is an associate editor and writer for the Acton Institute. His work has appeared in venues such as The Federalist, First Things, The Christian Post, The Stream, Intellectual Takeout, Foundation for Economic Education, Patheos, LifeSiteNews, The City, Charisma News, The Green Room, Juicy Ecumenism, Ethika Politika, Made to Flourish, and the Center for Faith and Work. Joseph resides in Minneapolis, Minnesota with his wife and four children.

Posts by Joseph Sunde

The forgotten child: Pandemic policies are leaving kids behind

The COVID-19 pandemic has claimed many victims, from the millions who have contracted the virus directly to many others who continue to endure its social and economic disruptions.

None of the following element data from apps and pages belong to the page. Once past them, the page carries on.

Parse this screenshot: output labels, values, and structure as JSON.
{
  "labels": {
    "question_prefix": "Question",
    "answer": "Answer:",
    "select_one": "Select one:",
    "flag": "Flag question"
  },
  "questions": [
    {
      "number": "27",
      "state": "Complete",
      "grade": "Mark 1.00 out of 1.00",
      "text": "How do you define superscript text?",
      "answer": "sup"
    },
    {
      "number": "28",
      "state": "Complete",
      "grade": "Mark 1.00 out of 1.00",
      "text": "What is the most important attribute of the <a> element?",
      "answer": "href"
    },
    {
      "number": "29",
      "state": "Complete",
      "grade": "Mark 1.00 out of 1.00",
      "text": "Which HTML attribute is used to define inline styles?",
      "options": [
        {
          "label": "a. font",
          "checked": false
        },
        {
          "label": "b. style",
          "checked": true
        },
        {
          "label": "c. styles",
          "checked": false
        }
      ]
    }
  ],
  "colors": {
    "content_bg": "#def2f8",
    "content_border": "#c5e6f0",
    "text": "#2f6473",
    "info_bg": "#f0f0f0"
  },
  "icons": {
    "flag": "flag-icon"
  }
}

The suffering has been particularly acute for the children who continue to be confined at home, whether struggling to adapt to remote-learning regimens or remaining mysteriously absent altogether. Continue Reading...

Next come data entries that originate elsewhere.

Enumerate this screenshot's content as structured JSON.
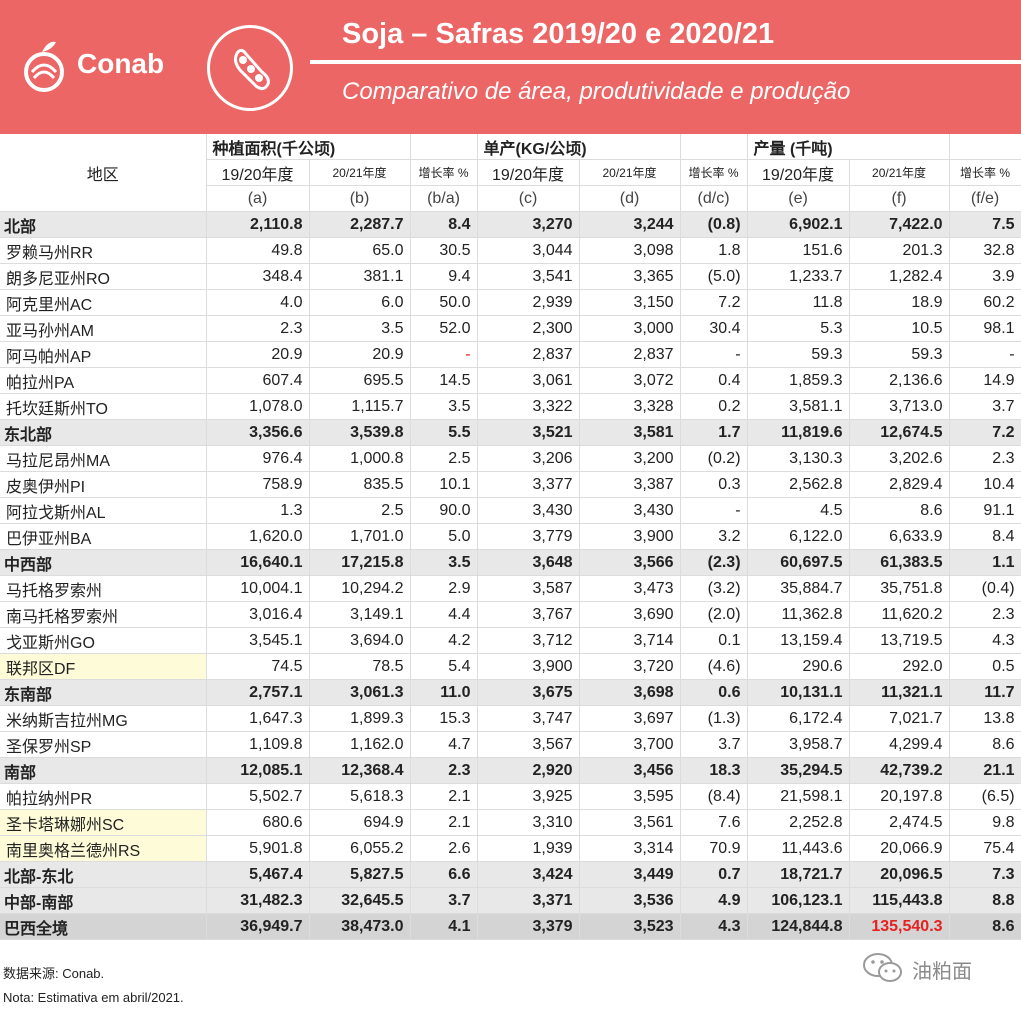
{
  "header": {
    "brand": "Conab",
    "title": "Soja – Safras 2019/20 e 2020/21",
    "subtitle": "Comparativo de área, produtividade e produção",
    "bg_color": "#ec6666",
    "icon": "soybean-pod-icon"
  },
  "table": {
    "region_header": "地区",
    "groups": [
      "种植面积(千公顷)",
      "单产(KG/公顷)",
      "产量 (千吨)"
    ],
    "sub_headers": [
      "19/20年度",
      "20/21年度",
      "增长率 %",
      "19/20年度",
      "20/21年度",
      "增长率 %",
      "19/20年度",
      "20/21年度",
      "增长率 %"
    ],
    "letters": [
      "(a)",
      "(b)",
      "(b/a)",
      "(c)",
      "(d)",
      "(d/c)",
      "(e)",
      "(f)",
      "(f/e)"
    ],
    "rows": [
      {
        "name": "北部",
        "v": [
          "2,110.8",
          "2,287.7",
          "8.4",
          "3,270",
          "3,244",
          "(0.8)",
          "6,902.1",
          "7,422.0",
          "7.5"
        ]
      },
      {
        "name": "罗赖马州RR",
        "v": [
          "49.8",
          "65.0",
          "30.5",
          "3,044",
          "3,098",
          "1.8",
          "151.6",
          "201.3",
          "32.8"
        ]
      },
      {
        "name": "朗多尼亚州RO",
        "v": [
          "348.4",
          "381.1",
          "9.4",
          "3,541",
          "3,365",
          "(5.0)",
          "1,233.7",
          "1,282.4",
          "3.9"
        ]
      },
      {
        "name": "阿克里州AC",
        "v": [
          "4.0",
          "6.0",
          "50.0",
          "2,939",
          "3,150",
          "7.2",
          "11.8",
          "18.9",
          "60.2"
        ]
      },
      {
        "name": "亚马孙州AM",
        "v": [
          "2.3",
          "3.5",
          "52.0",
          "2,300",
          "3,000",
          "30.4",
          "5.3",
          "10.5",
          "98.1"
        ]
      },
      {
        "name": "阿马帕州AP",
        "v": [
          "20.9",
          "20.9",
          "-",
          "2,837",
          "2,837",
          "-",
          "59.3",
          "59.3",
          "-"
        ]
      },
      {
        "name": "帕拉州PA",
        "v": [
          "607.4",
          "695.5",
          "14.5",
          "3,061",
          "3,072",
          "0.4",
          "1,859.3",
          "2,136.6",
          "14.9"
        ]
      },
      {
        "name": "托坎廷斯州TO",
        "v": [
          "1,078.0",
          "1,115.7",
          "3.5",
          "3,322",
          "3,328",
          "0.2",
          "3,581.1",
          "3,713.0",
          "3.7"
        ]
      },
      {
        "name": "东北部",
        "v": [
          "3,356.6",
          "3,539.8",
          "5.5",
          "3,521",
          "3,581",
          "1.7",
          "11,819.6",
          "12,674.5",
          "7.2"
        ]
      },
      {
        "name": "马拉尼昂州MA",
        "v": [
          "976.4",
          "1,000.8",
          "2.5",
          "3,206",
          "3,200",
          "(0.2)",
          "3,130.3",
          "3,202.6",
          "2.3"
        ]
      },
      {
        "name": "皮奥伊州PI",
        "v": [
          "758.9",
          "835.5",
          "10.1",
          "3,377",
          "3,387",
          "0.3",
          "2,562.8",
          "2,829.4",
          "10.4"
        ]
      },
      {
        "name": "阿拉戈斯州AL",
        "v": [
          "1.3",
          "2.5",
          "90.0",
          "3,430",
          "3,430",
          "-",
          "4.5",
          "8.6",
          "91.1"
        ]
      },
      {
        "name": "巴伊亚州BA",
        "v": [
          "1,620.0",
          "1,701.0",
          "5.0",
          "3,779",
          "3,900",
          "3.2",
          "6,122.0",
          "6,633.9",
          "8.4"
        ]
      },
      {
        "name": "中西部",
        "v": [
          "16,640.1",
          "17,215.8",
          "3.5",
          "3,648",
          "3,566",
          "(2.3)",
          "60,697.5",
          "61,383.5",
          "1.1"
        ]
      },
      {
        "name": "马托格罗索州",
        "v": [
          "10,004.1",
          "10,294.2",
          "2.9",
          "3,587",
          "3,473",
          "(3.2)",
          "35,884.7",
          "35,751.8",
          "(0.4)"
        ]
      },
      {
        "name": "南马托格罗索州",
        "v": [
          "3,016.4",
          "3,149.1",
          "4.4",
          "3,767",
          "3,690",
          "(2.0)",
          "11,362.8",
          "11,620.2",
          "2.3"
        ]
      },
      {
        "name": "戈亚斯州GO",
        "v": [
          "3,545.1",
          "3,694.0",
          "4.2",
          "3,712",
          "3,714",
          "0.1",
          "13,159.4",
          "13,719.5",
          "4.3"
        ]
      },
      {
        "name": "联邦区DF",
        "v": [
          "74.5",
          "78.5",
          "5.4",
          "3,900",
          "3,720",
          "(4.6)",
          "290.6",
          "292.0",
          "0.5"
        ]
      },
      {
        "name": "东南部",
        "v": [
          "2,757.1",
          "3,061.3",
          "11.0",
          "3,675",
          "3,698",
          "0.6",
          "10,131.1",
          "11,321.1",
          "11.7"
        ]
      },
      {
        "name": "米纳斯吉拉州MG",
        "v": [
          "1,647.3",
          "1,899.3",
          "15.3",
          "3,747",
          "3,697",
          "(1.3)",
          "6,172.4",
          "7,021.7",
          "13.8"
        ]
      },
      {
        "name": "圣保罗州SP",
        "v": [
          "1,109.8",
          "1,162.0",
          "4.7",
          "3,567",
          "3,700",
          "3.7",
          "3,958.7",
          "4,299.4",
          "8.6"
        ]
      },
      {
        "name": "南部",
        "v": [
          "12,085.1",
          "12,368.4",
          "2.3",
          "2,920",
          "3,456",
          "18.3",
          "35,294.5",
          "42,739.2",
          "21.1"
        ]
      },
      {
        "name": "帕拉纳州PR",
        "v": [
          "5,502.7",
          "5,618.3",
          "2.1",
          "3,925",
          "3,595",
          "(8.4)",
          "21,598.1",
          "20,197.8",
          "(6.5)"
        ]
      },
      {
        "name": "圣卡塔琳娜州SC",
        "v": [
          "680.6",
          "694.9",
          "2.1",
          "3,310",
          "3,561",
          "7.6",
          "2,252.8",
          "2,474.5",
          "9.8"
        ]
      },
      {
        "name": "南里奥格兰德州RS",
        "v": [
          "5,901.8",
          "6,055.2",
          "2.6",
          "1,939",
          "3,314",
          "70.9",
          "11,443.6",
          "20,066.9",
          "75.4"
        ]
      },
      {
        "name": "北部-东北",
        "v": [
          "5,467.4",
          "5,827.5",
          "6.6",
          "3,424",
          "3,449",
          "0.7",
          "18,721.7",
          "20,096.5",
          "7.3"
        ]
      },
      {
        "name": "中部-南部",
        "v": [
          "31,482.3",
          "32,645.5",
          "3.7",
          "3,371",
          "3,536",
          "4.9",
          "106,123.1",
          "115,443.8",
          "8.8"
        ]
      },
      {
        "name": "巴西全境",
        "v": [
          "36,949.7",
          "38,473.0",
          "4.1",
          "3,379",
          "3,523",
          "4.3",
          "124,844.8",
          "135,540.3",
          "8.6"
        ]
      }
    ]
  },
  "notes": {
    "source": "数据来源: Conab.",
    "nota": "Nota: Estimativa em abril/2021."
  },
  "watermark": {
    "text": "油粕面",
    "icon": "wechat-icon"
  },
  "colors": {
    "highlight_red": "#e52020",
    "highlight_yellow": "#fefcd8"
  }
}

When cronyism meets ‘creative destruction’

Amid rapid globalization, Americans have faced new pressures when it comes to economic change, leading to abundant prosperity, as well as significant pain and disruption across communities. In search of a villain, populists and progressives routinely blame the expansion of free trade and rise of global conglomerates, arguing that entrenched and moneyed interests are now allowed to run rampant from country to country with little competition or accountability. Continue Reading...

‘A different kind of lawyer’: Amy Coney Barrett on Christian vocation

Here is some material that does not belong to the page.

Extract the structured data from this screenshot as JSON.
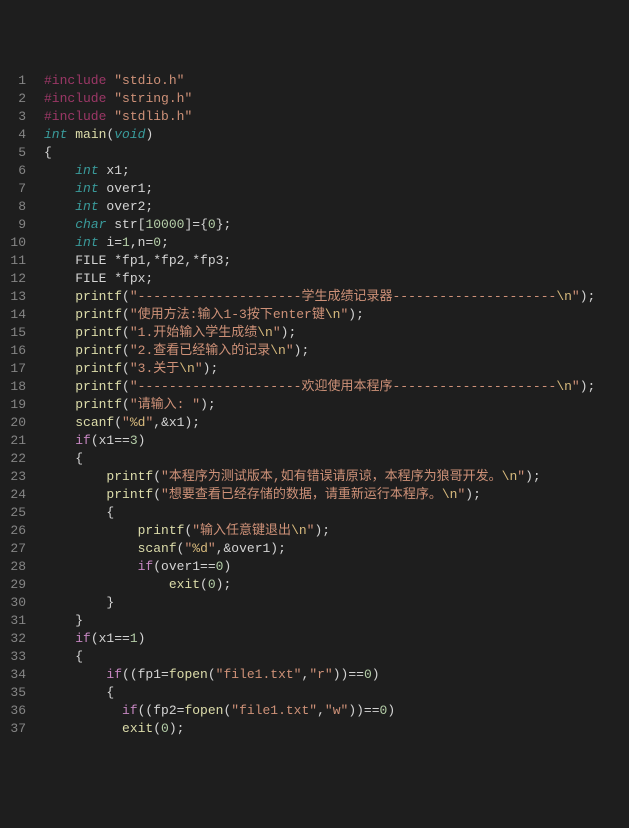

Given the recent passing of Supreme Court Justice Ruth Bader Ginsburg, public conversation has swirled with speculation about President Donald Trump’s list of potential replacements. Leading the pack is Judge Amy Coney Barrett, a circuit judge and former Notre Dame law professor, who has attracted significant heat from progressives due to her devout Catholicism, pro-life beliefs, and fondness for originalism. Continue Reading...

Work as religion: the rise of ‘divinity consultants’

Traditional religion is increasingly being replaced by a series of “new atheisms,” leading many to search for spiritual meaning elsewhere, particularly in the workplace. As a result, modern workers are more likely to view their economic activity through spiritual vocabulary, using terms like “calling” and “vocation.” Continue Reading...

David French’s Christian vision for economic freedom

Given the recent wave of populism and protectionism sweeping across the American Right, we see increased criticism of free markets among conservatives – complete with lengthy debates about the purpose of the nation-state, the role of the market in civil society, and whether classical liberalism has any enduring value in an age of technological disruption and globalization. Continue Reading...

How to beat the ‘social recession’ of COVID-19

Before the COVID-19 crisis began, America was already facing a severe loneliness epidemic – marked by decades-long increases in suicide and chronic loneliness and declines in marriage and community attachment. Now, amid flurries of sweeping lockdowns, the struggle has become harder still, pushing any remnants of embodied community deeper into the confines of social media. Continue Reading...

Work like Daniel: economic witness in a post-Christian age

America is seeing a steady rise in secularization, pronounced by accelerating declines in religious identification, church attendance, and biblical literacy. As the norms of “cultural Christianity” continue to fade, the call to “be in but not of the world” is stirring new questions about how we live, create, and collaborate in modern society. Continue Reading...

Cuba loosens restrictions on private businesses to battle COVID-19

Over the past decade, Cuba’s private sector has experienced slow-but-steady growth thanks to a mix of entrepreneurial grit and incremental policy changes. Although the Communist government continues to waffle on the scope and duration of various restrictions, the number of self-employed Cubans has risen from 150,000 to 600,000 since 2010 – that is, until the outbreak of the global health pandemic. Continue Reading...